The Centers for Disease Control and Prevention (CDC) Director Dr. Tom Frieden insinuated Tuesday that the first-ever individual to test positive for Ebola in the U.S. is not an American citizen. The patient — who is a male — arrived in Texas on Sept. 20 to visit family living in the U.S. from Liberia earlier this month and allegedly showed no symptoms while on the plane.
“It is certainly possible that someone who had contact with this individual, a family member or other individual, could develop Ebola in the coming weeks,” Frieden said Wednesday at a news conference. “But there is no doubt in my mind that we will stop it here.”
But North Texas is home to a Liberian community approximately totaling 10,000 members, and they’re not buying into the CDC’s optimism.
Stanley Gaye, the president of the Liberian Community Association of Dallas-Fort Worth, said the risk of exposure to the virus has spread throughout their country is higher than officials are letting on. A combination of flaws in the travel procedures and frequent gatherings, which are characteristic of the Liberian culture, have made for a dangerous combination.
“We’ve been telling people to try to stay away from social gatherings,” Gaye said at a community meeting Tuesday evening.
“We need to know who it is so that they (family members) can all go get tested,” Gaye told The Associated Press. “If they are aware, they should let us know.”
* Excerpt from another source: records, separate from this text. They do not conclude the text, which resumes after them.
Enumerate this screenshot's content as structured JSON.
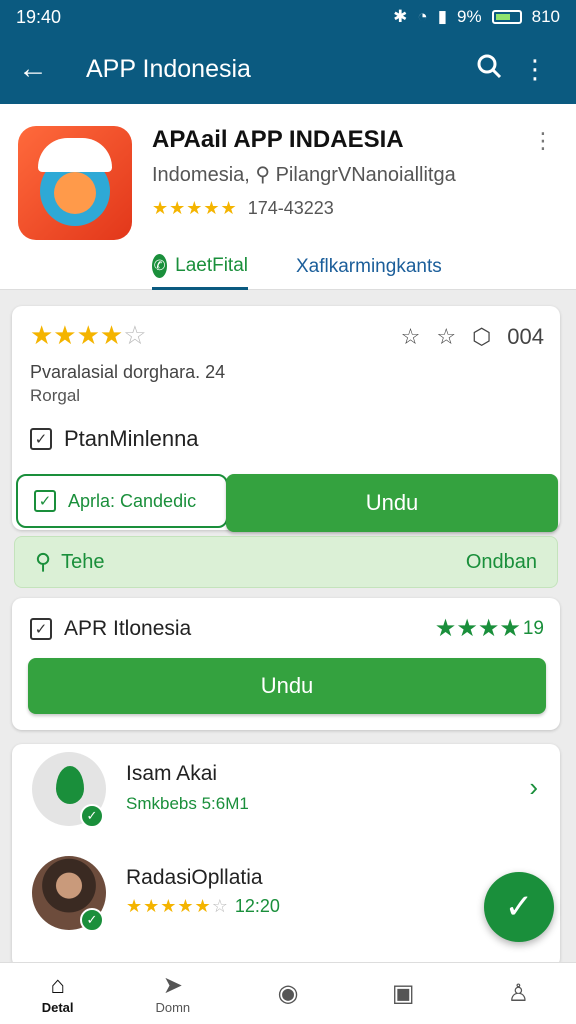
{
  "status_bar": {
    "time": "19:40",
    "battery": "9%",
    "clock_right": "810"
  },
  "app_bar": {
    "title": "APP Indonesia"
  },
  "app_header": {
    "name": "APAail APP INDAESIA",
    "subtitle": "Indomesia,  ⚲ PilangrVNanoiallitga",
    "stars": "★★★★★",
    "rating_text": "174-43223",
    "tabs": [
      "LaetFital",
      "Xaflkarmingkants"
    ]
  },
  "review_card": {
    "stars_filled": "★★★★",
    "stars_empty": "☆",
    "count": "004",
    "line1": "Pvaralasial dorghara.   24",
    "line2": "Rorgal",
    "check_label": "PtanMinlenna",
    "outline_button": "Aprla: Candedic",
    "download_button": "Undu"
  },
  "notice": {
    "left": "Tehe",
    "right": "Ondban"
  },
  "app_card": {
    "name": "APR Itlonesia",
    "stars": "★★★★",
    "count": "19",
    "download_button": "Undu"
  },
  "list": [
    {
      "name": "Isam Akai",
      "sub": "Smkbebs 5:6M1"
    },
    {
      "name": "RadasiOpllatia",
      "stars_filled": "★★★★★",
      "stars_empty": "☆",
      "sub": "12:20"
    }
  ],
  "bottom_nav": [
    {
      "label": "Detal",
      "icon": "home-icon"
    },
    {
      "label": "Domn",
      "icon": "send-icon"
    },
    {
      "label": "",
      "icon": "compass-icon"
    },
    {
      "label": "",
      "icon": "video-icon"
    },
    {
      "label": "",
      "icon": "profile-icon"
    }
  ],
  "colors": {
    "primary": "#0b5a80",
    "green": "#1a8f3b",
    "star": "#f4b400"
  }
}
The association’s vice president is attempting to prevent alarm in the community while encouraging individuals to visit a doctor. But she expressed concern some potentially infected members may avoid taking the necessary steps.
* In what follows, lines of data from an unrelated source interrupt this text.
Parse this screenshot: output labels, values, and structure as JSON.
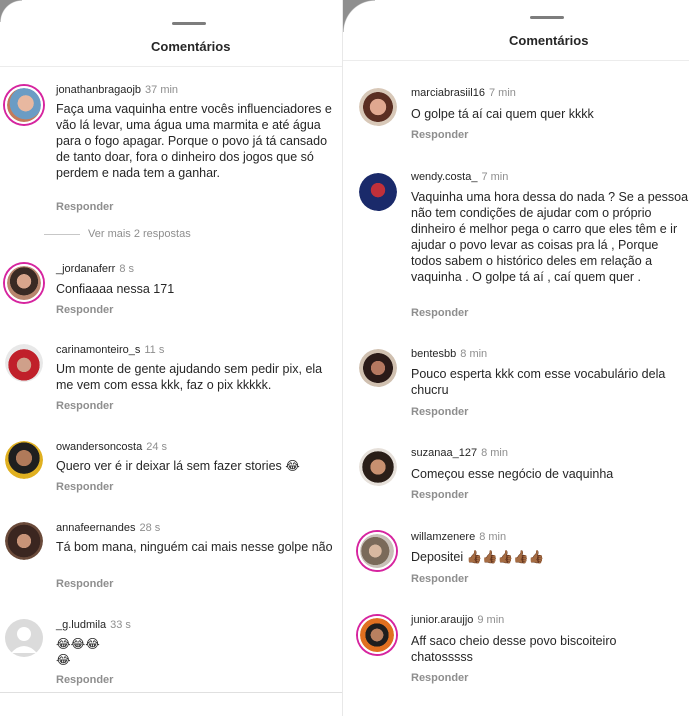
{
  "left": {
    "title": "Comentários",
    "comments": [
      {
        "user": "jonathanbragaojb",
        "time": "37 min",
        "text": "Faça uma vaquinha entre vocês influenciadores e vão lá levar, uma água uma marmita e até água para o fogo apagar. Porque o povo já tá cansado de tanto doar, fora o dinheiro dos jogos que só perdem e nada tem a ganhar.",
        "reply": "Responder"
      },
      {
        "user": "_jordanaferr",
        "time": "8 s",
        "text": "Confiaaaa nessa 171",
        "reply": "Responder"
      },
      {
        "user": "carinamonteiro_s",
        "time": "11 s",
        "text": "Um monte de gente ajudando sem pedir pix, ela me vem com essa kkk, faz o pix kkkkk.",
        "reply": "Responder"
      },
      {
        "user": "owandersoncosta",
        "time": "24 s",
        "text": "Quero ver é ir deixar lá sem fazer stories 😂",
        "reply": "Responder"
      },
      {
        "user": "annafeernandes",
        "time": "28 s",
        "text": "Tá bom mana, ninguém cai mais nesse golpe não",
        "reply": "Responder"
      },
      {
        "user": "_g.ludmila",
        "time": "33 s",
        "text": "😂😂😂\n😂",
        "reply": "Responder"
      }
    ],
    "more_replies": "Ver mais 2 respostas"
  },
  "right": {
    "title": "Comentários",
    "comments": [
      {
        "user": "marciabrasiil16",
        "time": "7 min",
        "text": "O golpe tá aí cai quem quer kkkk",
        "reply": "Responder"
      },
      {
        "user": "wendy.costa_",
        "time": "7 min",
        "text": "Vaquinha uma hora dessa do nada ? Se a pessoa não tem condições de ajudar com o próprio dinheiro é melhor pega o carro que eles têm e ir ajudar o povo levar as coisas pra lá , Porque todos sabem o histórico deles em relação a vaquinha . O golpe tá aí , caí quem quer .",
        "reply": "Responder"
      },
      {
        "user": "bentesbb",
        "time": "8 min",
        "text": "Pouco esperta kkk com esse vocabulário dela chucru",
        "reply": "Responder"
      },
      {
        "user": "suzanaa_127",
        "time": "8 min",
        "text": "Começou esse negócio de vaquinha",
        "reply": "Responder"
      },
      {
        "user": "willamzenere",
        "time": "8 min",
        "text": "Depositei 👍🏾👍🏾👍🏾👍🏾👍🏾",
        "reply": "Responder"
      },
      {
        "user": "junior.araujjo",
        "time": "9 min",
        "text": "Aff saco cheio desse povo biscoiteiro chatosssss",
        "reply": "Responder"
      }
    ]
  },
  "colors": {
    "story_ring": "#d6249f",
    "muted": "#8e8e8e",
    "text": "#262626"
  }
}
“We don’t want to get a panic going,” said vice president Roseline Sayon. “We embrace those people who are coming forward. Don’t let the stigma keep you from getting tested.”
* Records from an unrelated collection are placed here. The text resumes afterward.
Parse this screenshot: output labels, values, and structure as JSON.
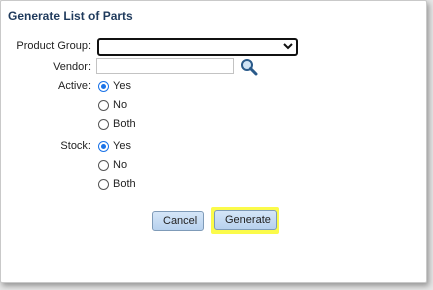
{
  "dialog": {
    "title": "Generate List of Parts"
  },
  "fields": {
    "product_group_label": "Product Group:",
    "product_group_value": "",
    "vendor_label": "Vendor:",
    "vendor_value": "",
    "active_label": "Active:",
    "stock_label": "Stock:"
  },
  "active_options": [
    {
      "label": "Yes",
      "checked": true
    },
    {
      "label": "No",
      "checked": false
    },
    {
      "label": "Both",
      "checked": false
    }
  ],
  "stock_options": [
    {
      "label": "Yes",
      "checked": true
    },
    {
      "label": "No",
      "checked": false
    },
    {
      "label": "Both",
      "checked": false
    }
  ],
  "buttons": {
    "cancel": "Cancel",
    "generate": "Generate"
  },
  "icons": {
    "lookup": "magnifier-icon",
    "dropdown": "chevron-down-icon"
  },
  "colors": {
    "accent": "#1a73e8",
    "title": "#1f3a5c",
    "highlight": "#fbfb4a"
  }
}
Passengers leaving Liberia must pass through a screening procedure health officials and airport authorities characterized as “rigorous.” CDC officials are present to aid staff at Monrovia’s airport, where plastic buckets filled with chlorinated water for hand-washing are placed throughout the airport. Passengers are questioned about recent travel history, but no real system to verify those answers is in place.
However, the procedural checks, as we’ve learned from the Texas case, offer no guarantee that an infected individual won’t get through the imperfect series of checks. Even more concerning, according to Binyah Kesselly, chairman of the Liberia Airport Authority’s board of directors, airport officials have no way of preventing someone not showing symptoms from boarding a plane.
Further, while passengers are checked as they board the passenger aircraft, it takes approximately two days to reach the United States from Liberia depending on the destination, at which point the passengers are not forced to pass through further screening upon entering the country. In the two-day period, a previously cleared passenger may have become symptomatic and no one he or she had contact with on the plane or on the trip from the airport, would ever know.
This is the danger facing the Lebanese community, Gaye and their other leaders, as well as the entire country.
Ebola symptoms include fever, muscle pain, vomiting and bleeding, but they can appear as long as 21 days after exposure to the virus. The disease is not contagious until symptoms begin, and it takes close contact with bodily fluids to spread. But the U.S. doctor exposed to the virus in Sierra Leone, who is now under observation at the National Institutes of Health in Washington D.C., wasn’t even assigned to the Ebola ward. According to officials, it was during the period before the patient determined they were symptomatic that the doctor was exposed and infected.
Liberia is one of the three hardest-hit countries in the epidemic, along with Sierra Leone and Guinea.